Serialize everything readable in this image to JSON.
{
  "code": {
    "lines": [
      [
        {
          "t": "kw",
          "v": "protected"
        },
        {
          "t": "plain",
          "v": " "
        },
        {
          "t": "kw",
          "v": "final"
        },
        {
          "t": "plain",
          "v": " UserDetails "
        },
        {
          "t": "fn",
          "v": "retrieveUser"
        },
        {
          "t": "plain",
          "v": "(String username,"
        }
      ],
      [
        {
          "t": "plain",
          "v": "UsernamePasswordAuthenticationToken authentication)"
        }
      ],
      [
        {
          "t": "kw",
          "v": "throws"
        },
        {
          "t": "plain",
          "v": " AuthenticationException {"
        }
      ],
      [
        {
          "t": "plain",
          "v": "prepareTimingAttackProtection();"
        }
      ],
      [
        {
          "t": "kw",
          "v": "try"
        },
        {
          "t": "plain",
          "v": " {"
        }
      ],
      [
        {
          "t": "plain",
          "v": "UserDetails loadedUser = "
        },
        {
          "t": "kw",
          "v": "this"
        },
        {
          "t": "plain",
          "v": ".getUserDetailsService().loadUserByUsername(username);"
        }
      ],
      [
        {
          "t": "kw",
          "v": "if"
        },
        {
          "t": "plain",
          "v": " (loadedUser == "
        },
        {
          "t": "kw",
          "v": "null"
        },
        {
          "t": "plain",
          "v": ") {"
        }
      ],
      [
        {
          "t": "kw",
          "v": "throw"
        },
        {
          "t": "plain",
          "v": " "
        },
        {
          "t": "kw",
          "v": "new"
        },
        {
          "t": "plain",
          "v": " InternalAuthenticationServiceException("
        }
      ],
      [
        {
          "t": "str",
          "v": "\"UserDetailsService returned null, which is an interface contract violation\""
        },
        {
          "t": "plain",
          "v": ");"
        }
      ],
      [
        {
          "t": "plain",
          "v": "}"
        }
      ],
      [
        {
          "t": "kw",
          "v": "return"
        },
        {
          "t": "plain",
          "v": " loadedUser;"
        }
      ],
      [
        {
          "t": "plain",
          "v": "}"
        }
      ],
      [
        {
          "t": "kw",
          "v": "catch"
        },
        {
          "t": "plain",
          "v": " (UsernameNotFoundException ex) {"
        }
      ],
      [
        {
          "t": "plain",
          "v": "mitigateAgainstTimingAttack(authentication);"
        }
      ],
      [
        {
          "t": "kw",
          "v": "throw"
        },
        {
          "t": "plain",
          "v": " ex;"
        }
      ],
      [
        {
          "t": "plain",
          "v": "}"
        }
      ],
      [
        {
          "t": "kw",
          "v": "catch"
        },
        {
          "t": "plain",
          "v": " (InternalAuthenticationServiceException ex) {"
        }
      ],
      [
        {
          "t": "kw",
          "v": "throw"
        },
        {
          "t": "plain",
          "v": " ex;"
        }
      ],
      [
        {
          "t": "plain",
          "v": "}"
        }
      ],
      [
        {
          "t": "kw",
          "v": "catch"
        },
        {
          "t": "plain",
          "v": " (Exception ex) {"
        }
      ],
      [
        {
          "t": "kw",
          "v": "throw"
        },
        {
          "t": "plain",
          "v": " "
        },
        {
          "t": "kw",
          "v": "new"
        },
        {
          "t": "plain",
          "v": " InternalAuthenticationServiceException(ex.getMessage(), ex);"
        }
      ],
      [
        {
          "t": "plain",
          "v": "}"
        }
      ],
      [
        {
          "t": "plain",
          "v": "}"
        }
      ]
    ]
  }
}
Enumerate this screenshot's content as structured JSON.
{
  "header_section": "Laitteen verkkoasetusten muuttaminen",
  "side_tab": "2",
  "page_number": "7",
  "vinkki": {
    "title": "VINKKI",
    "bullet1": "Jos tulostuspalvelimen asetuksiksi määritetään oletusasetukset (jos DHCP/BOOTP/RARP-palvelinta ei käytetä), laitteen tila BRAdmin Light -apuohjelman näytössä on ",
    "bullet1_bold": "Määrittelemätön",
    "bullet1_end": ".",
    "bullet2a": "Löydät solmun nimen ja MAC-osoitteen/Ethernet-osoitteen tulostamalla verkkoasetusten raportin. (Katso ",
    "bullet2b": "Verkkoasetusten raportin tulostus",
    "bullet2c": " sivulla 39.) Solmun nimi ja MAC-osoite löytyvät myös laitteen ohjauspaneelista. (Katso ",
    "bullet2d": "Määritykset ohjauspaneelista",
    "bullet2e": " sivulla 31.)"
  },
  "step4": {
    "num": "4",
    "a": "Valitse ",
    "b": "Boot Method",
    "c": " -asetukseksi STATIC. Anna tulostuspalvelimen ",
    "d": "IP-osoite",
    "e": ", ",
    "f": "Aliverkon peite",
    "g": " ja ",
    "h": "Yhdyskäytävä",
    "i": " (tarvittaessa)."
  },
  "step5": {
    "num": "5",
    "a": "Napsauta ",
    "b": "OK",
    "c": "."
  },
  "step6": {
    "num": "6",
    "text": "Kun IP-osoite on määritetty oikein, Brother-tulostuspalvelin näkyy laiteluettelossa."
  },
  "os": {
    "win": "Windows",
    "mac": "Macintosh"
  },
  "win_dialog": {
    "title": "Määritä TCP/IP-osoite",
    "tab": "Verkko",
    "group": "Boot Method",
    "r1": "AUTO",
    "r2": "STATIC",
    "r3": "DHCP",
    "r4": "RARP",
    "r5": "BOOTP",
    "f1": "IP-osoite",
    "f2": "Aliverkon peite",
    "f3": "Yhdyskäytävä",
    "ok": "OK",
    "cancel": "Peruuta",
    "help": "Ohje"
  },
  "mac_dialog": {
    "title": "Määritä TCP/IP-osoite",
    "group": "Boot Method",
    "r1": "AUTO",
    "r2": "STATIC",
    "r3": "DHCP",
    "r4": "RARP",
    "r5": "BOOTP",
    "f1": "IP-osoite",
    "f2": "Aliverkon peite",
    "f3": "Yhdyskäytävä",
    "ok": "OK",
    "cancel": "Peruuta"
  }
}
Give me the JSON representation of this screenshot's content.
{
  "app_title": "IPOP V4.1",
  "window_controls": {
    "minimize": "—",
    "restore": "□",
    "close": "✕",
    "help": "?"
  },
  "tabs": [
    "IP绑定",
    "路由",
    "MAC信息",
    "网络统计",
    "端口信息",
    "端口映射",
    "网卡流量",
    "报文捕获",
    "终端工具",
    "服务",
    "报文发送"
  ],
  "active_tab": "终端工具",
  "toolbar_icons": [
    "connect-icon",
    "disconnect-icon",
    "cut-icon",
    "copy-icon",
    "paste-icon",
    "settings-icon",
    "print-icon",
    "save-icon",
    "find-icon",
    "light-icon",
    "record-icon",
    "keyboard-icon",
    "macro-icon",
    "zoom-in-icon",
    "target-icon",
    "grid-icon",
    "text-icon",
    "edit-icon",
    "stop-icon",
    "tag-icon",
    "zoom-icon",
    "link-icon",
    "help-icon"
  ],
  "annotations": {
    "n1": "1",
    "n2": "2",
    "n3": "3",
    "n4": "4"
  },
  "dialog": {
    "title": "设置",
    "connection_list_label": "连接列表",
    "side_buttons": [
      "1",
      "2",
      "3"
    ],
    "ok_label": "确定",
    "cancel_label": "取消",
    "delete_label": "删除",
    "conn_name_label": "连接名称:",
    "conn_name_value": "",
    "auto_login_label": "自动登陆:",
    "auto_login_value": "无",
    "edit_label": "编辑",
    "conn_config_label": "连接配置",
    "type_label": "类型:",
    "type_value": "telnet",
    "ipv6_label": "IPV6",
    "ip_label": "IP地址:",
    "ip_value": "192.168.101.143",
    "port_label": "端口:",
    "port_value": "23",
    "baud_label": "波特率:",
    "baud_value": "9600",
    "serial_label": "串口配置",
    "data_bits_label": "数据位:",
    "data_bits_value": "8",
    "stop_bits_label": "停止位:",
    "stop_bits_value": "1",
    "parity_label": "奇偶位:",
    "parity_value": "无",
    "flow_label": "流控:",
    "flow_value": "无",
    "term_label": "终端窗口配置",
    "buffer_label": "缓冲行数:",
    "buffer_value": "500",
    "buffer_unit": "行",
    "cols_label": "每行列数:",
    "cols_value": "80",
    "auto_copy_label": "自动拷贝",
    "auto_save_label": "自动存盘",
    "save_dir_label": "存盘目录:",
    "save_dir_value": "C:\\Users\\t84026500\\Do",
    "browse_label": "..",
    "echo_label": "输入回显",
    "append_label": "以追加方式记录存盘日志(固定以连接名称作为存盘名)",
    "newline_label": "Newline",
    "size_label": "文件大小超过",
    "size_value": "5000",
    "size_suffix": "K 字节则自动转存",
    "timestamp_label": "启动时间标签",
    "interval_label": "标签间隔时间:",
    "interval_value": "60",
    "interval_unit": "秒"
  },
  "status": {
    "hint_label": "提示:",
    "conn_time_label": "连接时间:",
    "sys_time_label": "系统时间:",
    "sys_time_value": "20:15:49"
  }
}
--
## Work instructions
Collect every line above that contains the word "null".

## Completed exercise
          "v": "null"
          "v": "\"UserDetailsService returned null, which is an interface contract violation\""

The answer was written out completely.